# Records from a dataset
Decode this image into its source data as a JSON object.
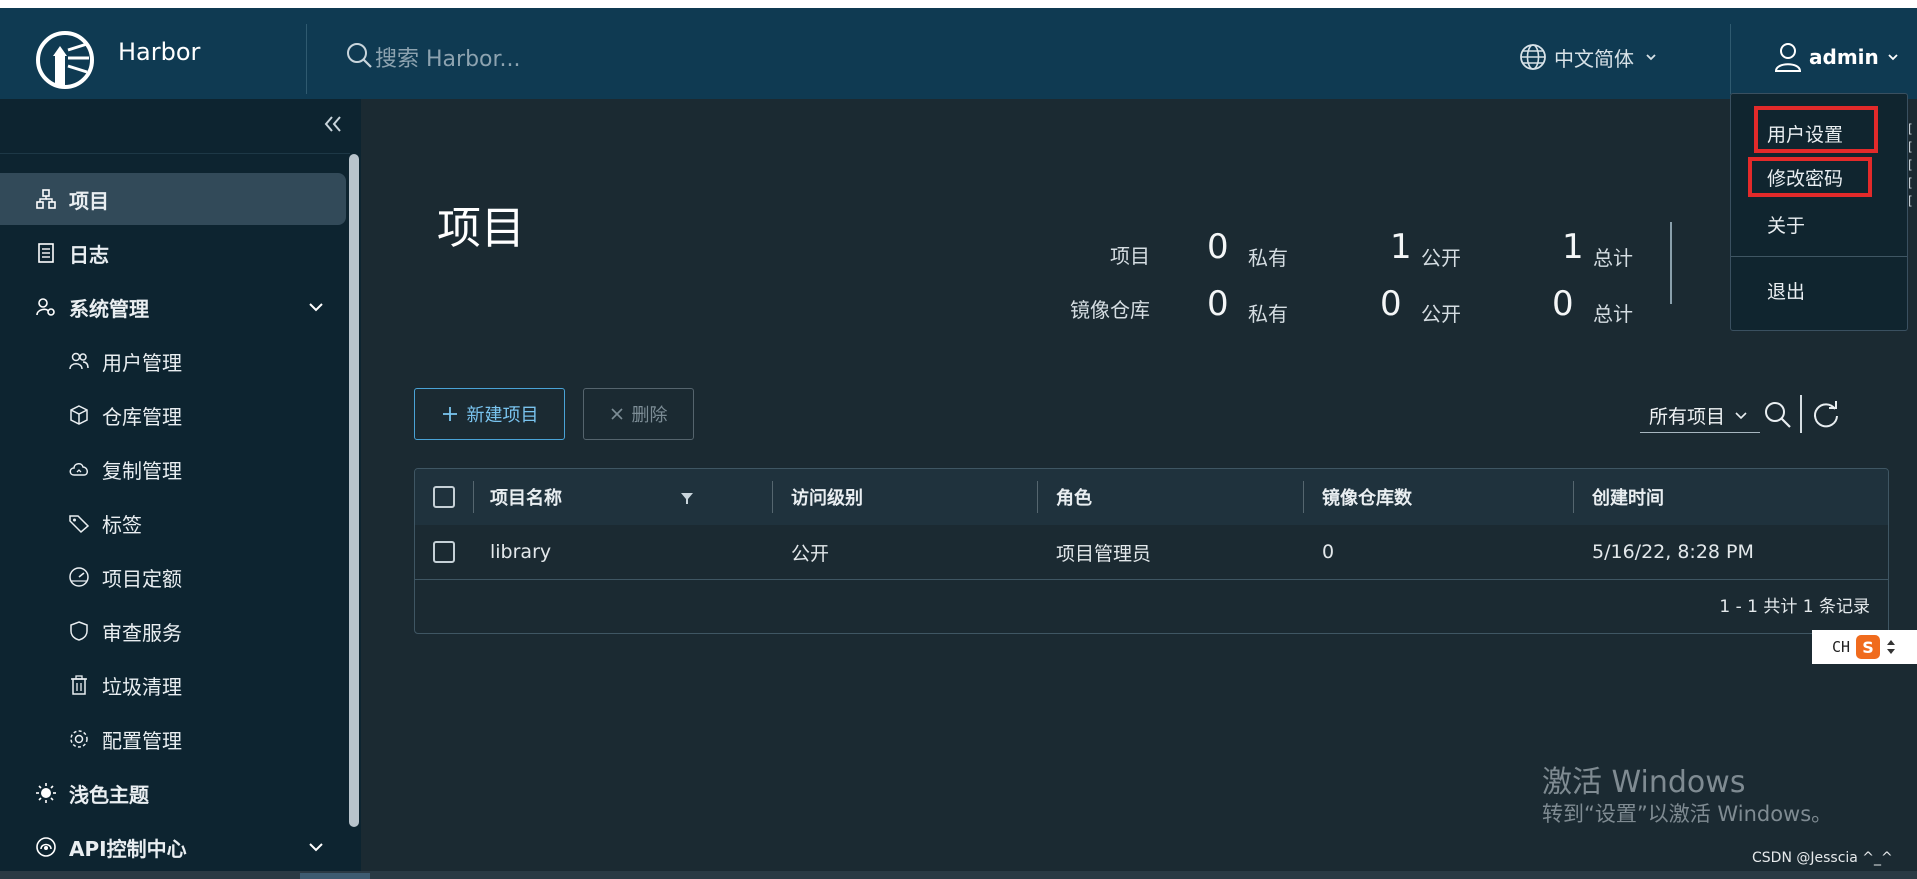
{
  "header": {
    "brand": "Harbor",
    "search_placeholder": "搜索 Harbor...",
    "language": "中文简体",
    "user": "admin"
  },
  "sidebar": {
    "items": [
      {
        "label": "项目"
      },
      {
        "label": "日志"
      },
      {
        "label": "系统管理"
      },
      {
        "label": "用户管理"
      },
      {
        "label": "仓库管理"
      },
      {
        "label": "复制管理"
      },
      {
        "label": "标签"
      },
      {
        "label": "项目定额"
      },
      {
        "label": "审查服务"
      },
      {
        "label": "垃圾清理"
      },
      {
        "label": "配置管理"
      },
      {
        "label": "浅色主题"
      },
      {
        "label": "API控制中心"
      }
    ]
  },
  "main": {
    "title": "项目",
    "stats": {
      "projects_label": "项目",
      "repos_label": "镜像仓库",
      "private_label": "私有",
      "public_label": "公开",
      "total_label": "总计",
      "projects_private": "0",
      "projects_public": "1",
      "projects_total": "1",
      "repos_private": "0",
      "repos_public": "0",
      "repos_total": "0"
    },
    "toolbar": {
      "new_label": "新建项目",
      "delete_label": "删除",
      "filter_value": "所有项目"
    },
    "table": {
      "columns": [
        "项目名称",
        "访问级别",
        "角色",
        "镜像仓库数",
        "创建时间"
      ],
      "rows": [
        {
          "name": "library",
          "access": "公开",
          "role": "项目管理员",
          "repo_count": "0",
          "created": "5/16/22, 8:28 PM"
        }
      ],
      "footer": "1 - 1 共计 1 条记录"
    }
  },
  "user_menu": {
    "items": [
      "用户设置",
      "修改密码",
      "关于",
      "退出"
    ]
  },
  "ime": {
    "label": "CH",
    "brand_glyph": "S"
  },
  "watermark": {
    "title": "激活 Windows",
    "subtitle": "转到“设置”以激活 Windows。",
    "credit": "CSDN @Jesscia ^_^"
  },
  "colors": {
    "header_bg": "#0f3a52",
    "sidebar_bg": "#0d2430",
    "content_bg": "#1b2a32",
    "accent": "#4aa3d6",
    "highlight": "#e32a2a"
  }
}
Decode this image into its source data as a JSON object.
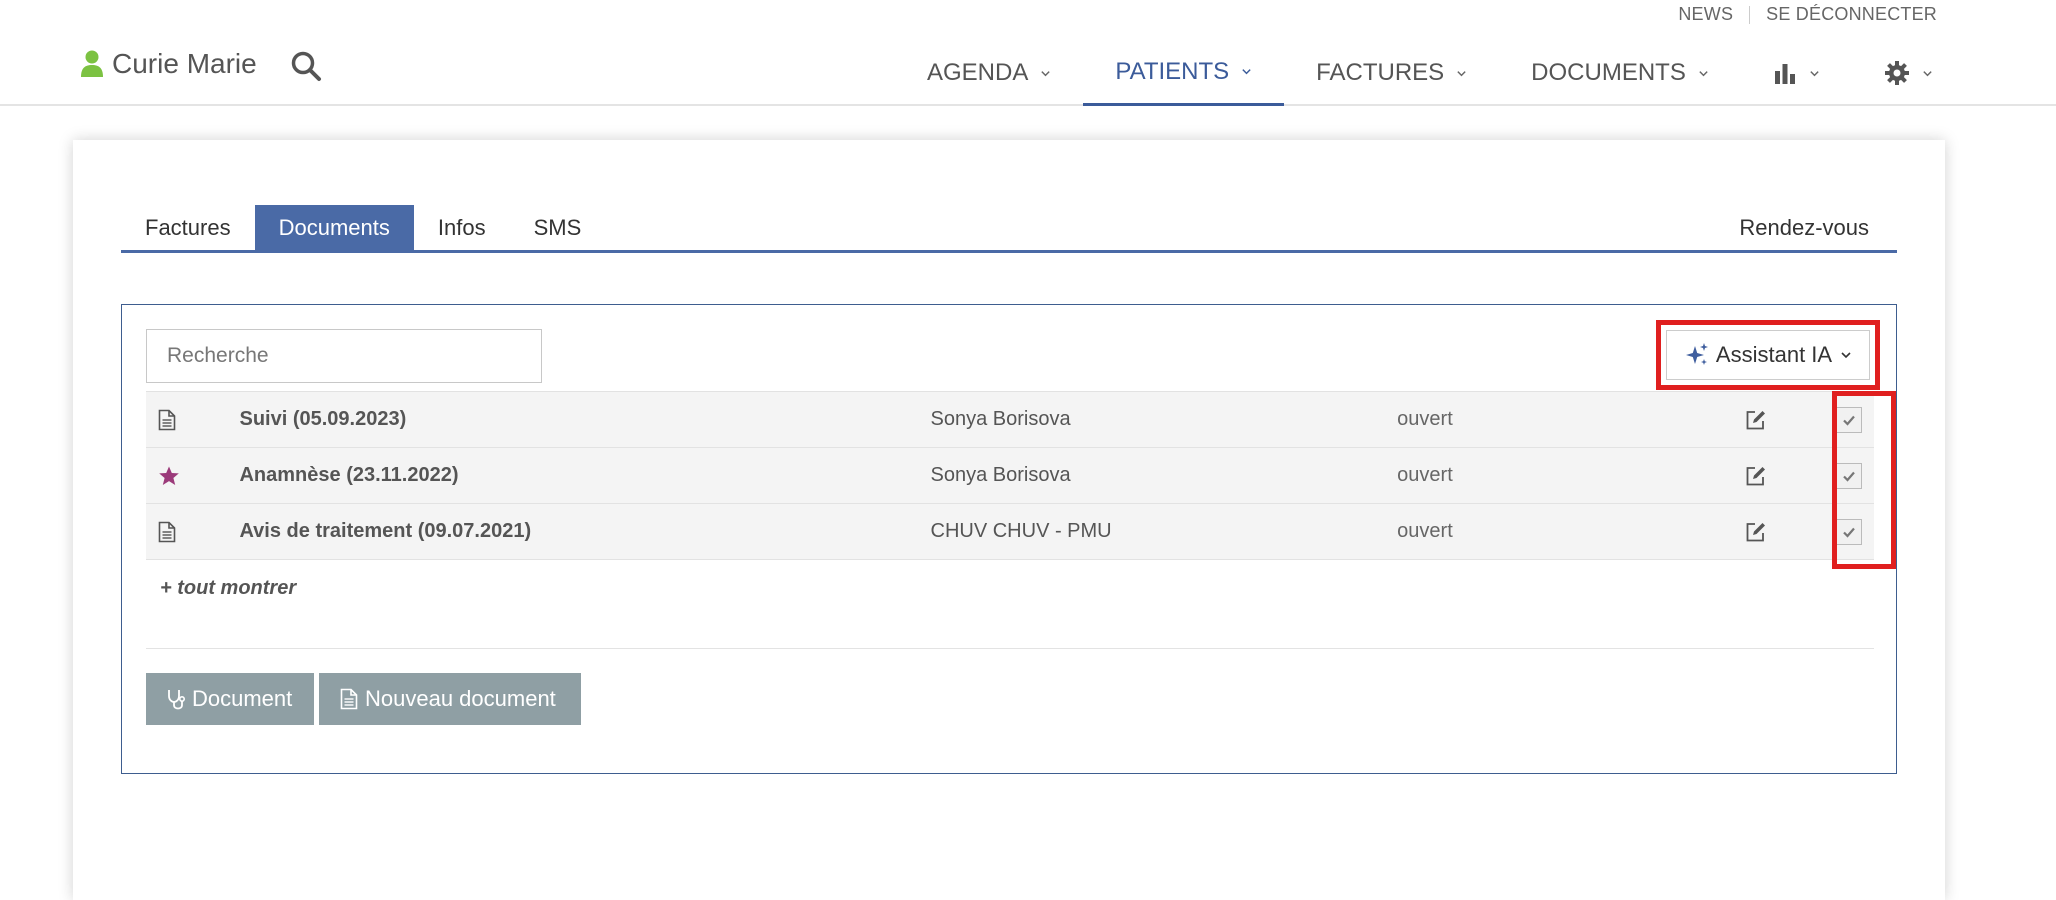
{
  "toplinks": {
    "news": "NEWS",
    "logout": "SE DÉCONNECTER"
  },
  "header": {
    "user_name": "Curie Marie",
    "nav": [
      {
        "label": "AGENDA",
        "active": false
      },
      {
        "label": "PATIENTS",
        "active": true
      },
      {
        "label": "FACTURES",
        "active": false
      },
      {
        "label": "DOCUMENTS",
        "active": false
      }
    ],
    "icons": {
      "stats": "bar-chart-icon",
      "settings": "gear-icon"
    }
  },
  "tabs": {
    "factures": "Factures",
    "documents": "Documents",
    "infos": "Infos",
    "sms": "SMS",
    "rendezvous": "Rendez-vous",
    "active": "Documents"
  },
  "panel": {
    "search_placeholder": "Recherche",
    "ai_button": "Assistant IA",
    "rows": [
      {
        "icon": "document-icon",
        "title": "Suivi (05.09.2023)",
        "author": "Sonya Borisova",
        "status": "ouvert"
      },
      {
        "icon": "star-icon",
        "title": "Anamnèse (23.11.2022)",
        "author": "Sonya Borisova",
        "status": "ouvert"
      },
      {
        "icon": "document-icon",
        "title": "Avis de traitement (09.07.2021)",
        "author": "CHUV CHUV - PMU",
        "status": "ouvert"
      }
    ],
    "show_all": "+ tout montrer",
    "btn_document": "Document",
    "btn_new_document": "Nouveau document"
  },
  "colors": {
    "accent": "#4a6aa6",
    "highlight": "#e01f1f",
    "user_icon": "#7cc242",
    "star": "#9b3a7a",
    "button": "#8f9fa4"
  }
}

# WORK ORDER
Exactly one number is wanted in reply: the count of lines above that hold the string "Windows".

# ANSWER TO THIS EXERCISE
2